Following the presentation of the research project "SMEs listed on EGM (Euronext Growth Milan)," Michele Calcaterra, Chief Operating Officer of REPAiR Lab at SDA Bocconi and Senior Lecturer in Corporate Finance, in collaboration with CRIF and Ambromobiliare, invited companies belonging to the segment to a workshop aimed at analyzing the opportunities to be part of the new ESG ITA GROWTH financial index.
"About six months ago, we started to consider the opportunity to build a financial index dedicated to small and medium-sized enterprises listed on the Euronext Growth Milan market," explains Calcaterra. "Our index selects the 30 best-in-class companies based on three elements: liquidity, market capitalization, and the ESG score obtained through the rating model developed by CRIF. Why did we think of an ESG index? Because we know that investors today base their resource allocation on evaluations of the sustainability of listed companies."
The ESG ITA GROWTH index is also an opportunity for companies participating in this listing market: it demonstrates that being sustainable is an added value to attract investment. It is not surprising that the index has outperformed the FTSE Italia Growth benchmark for 12 out of the 17 months examined.
But how does the rating model developed by CRIF and used to assign the ESG score to EGM companies work exactly? The model collects only public information acquired through open data from CRIF's information assets and is processed using models, macroeconomic and climatic scenarios, sector benchmarks, as well as machine learning methodologies and rules based on CRIF Ratings' experience, CRIF's Credit Rating agency.
The weight distribution of the three components of the score is as follows: 50% E, 30% G, and 20% S. Several indicators are examined for each component, which are normalized to make them comparable across different companies. The final output is a rating in 5 classes that allows the assessment of the adequacy of each individual company in relation to the considered E-S-G factor.

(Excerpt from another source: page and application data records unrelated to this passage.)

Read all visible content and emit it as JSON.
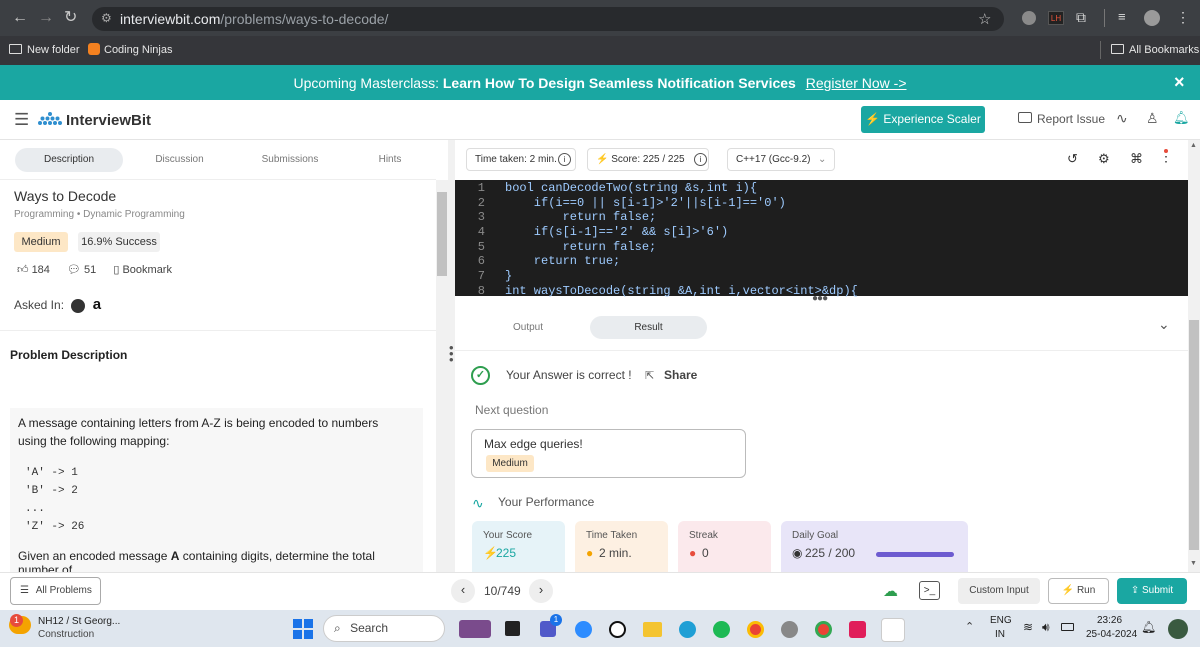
{
  "browser": {
    "url_host": "interviewbit.com",
    "url_path": "/problems/ways-to-decode/",
    "bookmarks": [
      "New folder",
      "Coding Ninjas"
    ],
    "all_bookmarks": "All Bookmarks",
    "ext_badge": "LH"
  },
  "banner": {
    "prefix": "Upcoming Masterclass: ",
    "title": "Learn How To Design Seamless Notification Services",
    "cta": "Register Now ->",
    "close": "×"
  },
  "header": {
    "logo_text": "InterviewBit",
    "experience_btn": "⚡ Experience Scaler",
    "report_issue": "Report Issue"
  },
  "left_tabs": [
    "Description",
    "Discussion",
    "Submissions",
    "Hints"
  ],
  "problem": {
    "title": "Ways to Decode",
    "breadcrumb_a": "Programming",
    "breadcrumb_sep": "•",
    "breadcrumb_b": "Dynamic Programming",
    "difficulty": "Medium",
    "success": "16.9% Success",
    "likes": "184",
    "comments": "51",
    "bookmark": "Bookmark",
    "asked_in": "Asked In:",
    "desc_heading": "Problem Description",
    "desc_p1": "A message containing letters from A-Z is being encoded to numbers using the following mapping:",
    "mapping": [
      "'A' -> 1",
      "'B' -> 2",
      "...",
      "'Z' -> 26"
    ],
    "desc_p2_a": "Given an encoded message ",
    "desc_p2_b": "A",
    "desc_p2_c": " containing digits, determine the total number of"
  },
  "editor_bar": {
    "time_taken": "Time taken: 2 min.",
    "score": "Score: 225  /  225",
    "language": "C++17 (Gcc-9.2)"
  },
  "code": {
    "lines": [
      {
        "n": "1",
        "t": "bool canDecodeTwo(string &s,int i){"
      },
      {
        "n": "2",
        "t": "    if(i==0 || s[i-1]>'2'||s[i-1]=='0')"
      },
      {
        "n": "3",
        "t": "        return false;"
      },
      {
        "n": "4",
        "t": "    if(s[i-1]=='2' && s[i]>'6')"
      },
      {
        "n": "5",
        "t": "        return false;"
      },
      {
        "n": "6",
        "t": "    return true;"
      },
      {
        "n": "7",
        "t": "}"
      },
      {
        "n": "8",
        "t": "int waysToDecode(string &A,int i,vector<int>&dp){"
      }
    ]
  },
  "result_tabs": [
    "Output",
    "Result"
  ],
  "result": {
    "message": "Your Answer is correct !",
    "share": "Share",
    "next_label": "Next question",
    "next_title": "Max edge queries!",
    "next_difficulty": "Medium",
    "performance": "Your Performance",
    "cards": [
      {
        "label": "Your Score",
        "value": "225",
        "icon": "⚡",
        "bg": "#e6f3f8"
      },
      {
        "label": "Time Taken",
        "value": "2 min.",
        "icon": "●",
        "bg": "#fdf0e2"
      },
      {
        "label": "Streak",
        "value": "0",
        "icon": "●",
        "bg": "#fbe9ec"
      },
      {
        "label": "Daily Goal",
        "value": "225 / 200",
        "icon": "◉",
        "bg": "#e8e5f8"
      }
    ],
    "daily_goal_progress": 1.0
  },
  "bottom": {
    "all_problems": "All Problems",
    "pager": "10/749",
    "custom_input": "Custom Input",
    "run": "Run",
    "submit": "Submit"
  },
  "taskbar": {
    "weather_line1": "NH12 / St Georg...",
    "weather_line2": "Construction",
    "weather_badge": "1",
    "search": "Search",
    "lang1": "ENG",
    "lang2": "IN",
    "time": "23:26",
    "date": "25-04-2024",
    "teams_badge": "1"
  }
}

Regarding one of the most critical indicators in the rating model, Calcaterra offers further food for thought: "We know that the inclusion of geospatial information is perhaps the aspect that companies like the least. Virtuous companies located in less virtuous territories may be penalized. Conversely, less virtuous companies present in highly virtuous environments improve their rating by benefiting from investments made by others. I understand that it may not be pleasing, but it is important to understand that being listed implies not only thinking differently from a financial point of view but also being able to change the reference context through lobbying activities, urging institutions to invest in the territory through environmental initiatives. Working on the social fabric, in terms of sustainability, is a responsibility of listed companies."
To improve their ESG profile, CRIF and Ambromobiliare suggest that companies invest in measurement and reporting, purchase green certificates, and improve the energy classes of their properties. They also propose using the funds from the National Recovery and Resilience Plan (PNRR) for business transformation and focusing on reducing the gender gap by adopting remuneration policies that can narrow the gender pay disparity and through the composition of Board of Directors.
SDA Bocconi School of Management